START TASK MATERIAL
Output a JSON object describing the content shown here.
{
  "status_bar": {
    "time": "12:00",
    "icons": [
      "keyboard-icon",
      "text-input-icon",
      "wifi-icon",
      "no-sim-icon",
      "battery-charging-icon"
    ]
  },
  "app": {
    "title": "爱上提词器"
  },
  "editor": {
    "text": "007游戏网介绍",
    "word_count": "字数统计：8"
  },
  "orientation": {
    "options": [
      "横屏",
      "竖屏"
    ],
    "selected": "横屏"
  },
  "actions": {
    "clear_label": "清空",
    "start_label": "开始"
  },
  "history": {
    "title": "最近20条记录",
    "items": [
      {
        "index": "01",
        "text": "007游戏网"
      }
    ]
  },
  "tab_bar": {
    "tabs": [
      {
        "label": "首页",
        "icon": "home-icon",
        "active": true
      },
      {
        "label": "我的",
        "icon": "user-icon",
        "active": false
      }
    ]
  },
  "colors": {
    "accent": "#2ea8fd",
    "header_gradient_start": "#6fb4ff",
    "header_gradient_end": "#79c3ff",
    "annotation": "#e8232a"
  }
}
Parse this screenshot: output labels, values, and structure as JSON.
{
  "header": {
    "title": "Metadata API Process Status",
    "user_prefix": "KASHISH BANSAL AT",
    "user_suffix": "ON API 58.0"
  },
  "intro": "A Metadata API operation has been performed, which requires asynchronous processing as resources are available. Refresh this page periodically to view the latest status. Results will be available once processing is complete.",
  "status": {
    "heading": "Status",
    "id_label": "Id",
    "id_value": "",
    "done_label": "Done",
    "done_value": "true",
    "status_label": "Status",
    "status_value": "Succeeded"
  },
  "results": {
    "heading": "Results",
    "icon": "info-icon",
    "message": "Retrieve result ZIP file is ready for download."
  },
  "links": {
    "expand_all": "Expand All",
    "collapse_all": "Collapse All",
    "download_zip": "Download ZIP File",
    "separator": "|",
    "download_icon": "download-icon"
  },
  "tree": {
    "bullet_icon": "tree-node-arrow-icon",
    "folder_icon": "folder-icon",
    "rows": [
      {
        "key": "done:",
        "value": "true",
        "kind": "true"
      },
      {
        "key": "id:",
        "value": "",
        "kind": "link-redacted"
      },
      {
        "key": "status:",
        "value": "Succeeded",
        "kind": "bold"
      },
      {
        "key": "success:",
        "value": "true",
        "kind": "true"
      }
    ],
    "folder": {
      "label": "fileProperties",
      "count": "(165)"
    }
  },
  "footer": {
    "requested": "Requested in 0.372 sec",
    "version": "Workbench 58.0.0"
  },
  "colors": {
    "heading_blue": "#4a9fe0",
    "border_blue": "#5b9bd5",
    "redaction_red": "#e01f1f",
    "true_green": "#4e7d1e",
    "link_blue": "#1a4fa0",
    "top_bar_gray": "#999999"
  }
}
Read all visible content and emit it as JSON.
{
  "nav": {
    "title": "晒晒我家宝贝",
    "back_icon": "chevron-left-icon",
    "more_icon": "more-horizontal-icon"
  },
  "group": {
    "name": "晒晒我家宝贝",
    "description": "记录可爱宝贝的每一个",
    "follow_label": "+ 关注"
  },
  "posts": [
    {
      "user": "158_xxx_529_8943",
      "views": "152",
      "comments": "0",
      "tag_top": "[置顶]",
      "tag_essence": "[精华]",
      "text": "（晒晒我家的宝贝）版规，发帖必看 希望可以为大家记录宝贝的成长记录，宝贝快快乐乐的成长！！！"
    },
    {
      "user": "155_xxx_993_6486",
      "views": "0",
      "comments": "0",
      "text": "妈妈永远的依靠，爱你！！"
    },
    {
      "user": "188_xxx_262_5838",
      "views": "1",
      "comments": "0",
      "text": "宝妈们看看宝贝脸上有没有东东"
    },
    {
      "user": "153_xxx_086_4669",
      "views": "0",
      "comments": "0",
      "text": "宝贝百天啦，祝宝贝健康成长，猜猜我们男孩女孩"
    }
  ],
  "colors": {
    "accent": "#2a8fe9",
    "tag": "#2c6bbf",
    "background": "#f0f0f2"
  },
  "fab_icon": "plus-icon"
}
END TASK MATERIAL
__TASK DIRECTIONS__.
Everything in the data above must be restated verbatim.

__TASK OUTPUT__.
Output a JSON object describing the content shown here.
{
  "status_bar": {
    "time": "12:00",
    "icons": [
      "keyboard-icon",
      "text-input-icon",
      "wifi-icon",
      "no-sim-icon",
      "battery-charging-icon"
    ]
  },
  "app": {
    "title": "爱上提词器"
  },
  "editor": {
    "text": "007游戏网介绍",
    "word_count": "字数统计：8"
  },
  "orientation": {
    "options": [
      "横屏",
      "竖屏"
    ],
    "selected": "横屏"
  },
  "actions": {
    "clear_label": "清空",
    "start_label": "开始"
  },
  "history": {
    "title": "最近20条记录",
    "items": [
      {
        "index": "01",
        "text": "007游戏网"
      }
    ]
  },
  "tab_bar": {
    "tabs": [
      {
        "label": "首页",
        "icon": "home-icon",
        "active": true
      },
      {
        "label": "我的",
        "icon": "user-icon",
        "active": false
      }
    ]
  },
  "colors": {
    "accent": "#2ea8fd",
    "header_gradient_start": "#6fb4ff",
    "header_gradient_end": "#79c3ff",
    "annotation": "#e8232a"
  }
}
Parse this screenshot: output labels, values, and structure as JSON.
{
  "header": {
    "title": "Metadata API Process Status",
    "user_prefix": "KASHISH BANSAL AT",
    "user_suffix": "ON API 58.0"
  },
  "intro": "A Metadata API operation has been performed, which requires asynchronous processing as resources are available. Refresh this page periodically to view the latest status. Results will be available once processing is complete.",
  "status": {
    "heading": "Status",
    "id_label": "Id",
    "id_value": "",
    "done_label": "Done",
    "done_value": "true",
    "status_label": "Status",
    "status_value": "Succeeded"
  },
  "results": {
    "heading": "Results",
    "icon": "info-icon",
    "message": "Retrieve result ZIP file is ready for download."
  },
  "links": {
    "expand_all": "Expand All",
    "collapse_all": "Collapse All",
    "download_zip": "Download ZIP File",
    "separator": "|",
    "download_icon": "download-icon"
  },
  "tree": {
    "bullet_icon": "tree-node-arrow-icon",
    "folder_icon": "folder-icon",
    "rows": [
      {
        "key": "done:",
        "value": "true",
        "kind": "true"
      },
      {
        "key": "id:",
        "value": "",
        "kind": "link-redacted"
      },
      {
        "key": "status:",
        "value": "Succeeded",
        "kind": "bold"
      },
      {
        "key": "success:",
        "value": "true",
        "kind": "true"
      }
    ],
    "folder": {
      "label": "fileProperties",
      "count": "(165)"
    }
  },
  "footer": {
    "requested": "Requested in 0.372 sec",
    "version": "Workbench 58.0.0"
  },
  "colors": {
    "heading_blue": "#4a9fe0",
    "border_blue": "#5b9bd5",
    "redaction_red": "#e01f1f",
    "true_green": "#4e7d1e",
    "link_blue": "#1a4fa0",
    "top_bar_gray": "#999999"
  }
}
Read all visible content and emit it as JSON.
{
  "nav": {
    "title": "晒晒我家宝贝",
    "back_icon": "chevron-left-icon",
    "more_icon": "more-horizontal-icon"
  },
  "group": {
    "name": "晒晒我家宝贝",
    "description": "记录可爱宝贝的每一个",
    "follow_label": "+ 关注"
  },
  "posts": [
    {
      "user": "158_xxx_529_8943",
      "views": "152",
      "comments": "0",
      "tag_top": "[置顶]",
      "tag_essence": "[精华]",
      "text": "（晒晒我家的宝贝）版规，发帖必看 希望可以为大家记录宝贝的成长记录，宝贝快快乐乐的成长！！！"
    },
    {
      "user": "155_xxx_993_6486",
      "views": "0",
      "comments": "0",
      "text": "妈妈永远的依靠，爱你！！"
    },
    {
      "user": "188_xxx_262_5838",
      "views": "1",
      "comments": "0",
      "text": "宝妈们看看宝贝脸上有没有东东"
    },
    {
      "user": "153_xxx_086_4669",
      "views": "0",
      "comments": "0",
      "text": "宝贝百天啦，祝宝贝健康成长，猜猜我们男孩女孩"
    }
  ],
  "colors": {
    "accent": "#2a8fe9",
    "tag": "#2c6bbf",
    "background": "#f0f0f2"
  },
  "fab_icon": "plus-icon"
}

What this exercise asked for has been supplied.